KABUL, Afghanistan -- An Afghan teenager fatally stabbed an American soldier in the neck as he played with children in eastern Afghanistan, officials said Monday, as the U.S. death toll rose sharply last month with an uptick in fighting due to warmer weather.
Last week's calculated attack shows that international troops still face a myriad of dangers even though they are increasingly taking a back seat in operations with Afghan forces ahead of a full withdrawal by the end of 2014.
Just one U.S. service member was killed in February -- a five-year monthly low -- but the American death toll climbed to at least 14 in March. By contrast, at least 67 members of the Afghan security forces were killed last month, compared with 42 in February.

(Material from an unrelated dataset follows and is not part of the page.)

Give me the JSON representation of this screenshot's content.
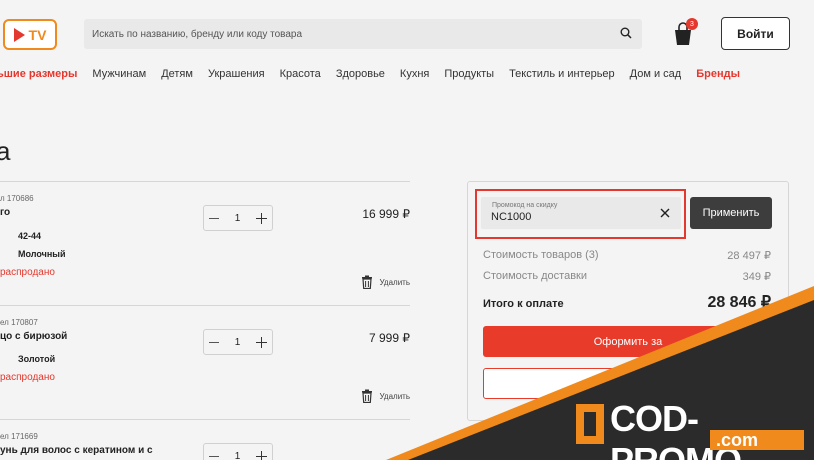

Overall, the number of Americans and other foreign forces killed in Afghanistan has fallen as their role shifts more toward training and advising government troops instead of fighting.
But a series of so-called insider attacks on foreign troops by Afghan forces of insurgents disguised as them has threatened to undermine the trust needed to help President Hamid Karzai's government take the lead in securing the country.
The attack that killed Sgt. Michael Cable, 26, of Philpot, Ky., last Wednesday occurred after the soldiers had secured an area for a meeting of U.S. and Afghan officials in a province near the volatile border with Pakistan.
But one of two senior U.S. officials who confirmed that Cable had been stabbed by a young man said the assailant was not believed to have been in uniform, so it was not being classified as an insider attack. The officials said the attacker was thought to be about 16 years old. He escaped so his age couldn't be verified.
The soldier was playing with children outside when the attacker came from behind and stabbed him in the neck with a large knife, Khan said. Other guards nearby didn't immediately notice what had happened because there was no gunshot, and the assailant was able to flee to neighboring Pakistan, he added.
Taliban spokesman Zabiullah Mujahid identified the attacker as a 16-year-old local man named Khalid. He said Khalid was acting independently when he killed the soldier but had joined the Islamic militant movement since fleeing the scene.
The district official Khan did not provide a name or confirm the Taliban's claim.
In a success story for the Afghan government, the intelligence service announced that it had foiled a plan to attack the Sulma dam in the western province of Herat.
Agency spokesman Shafiqullah Tahiri said an Afghan man identified as Sayed Gul was arrested with about 1.5 tons of explosives. He blamed the Pakistani Taliban for plotting to bomb the dam in a bid to destabilize the country.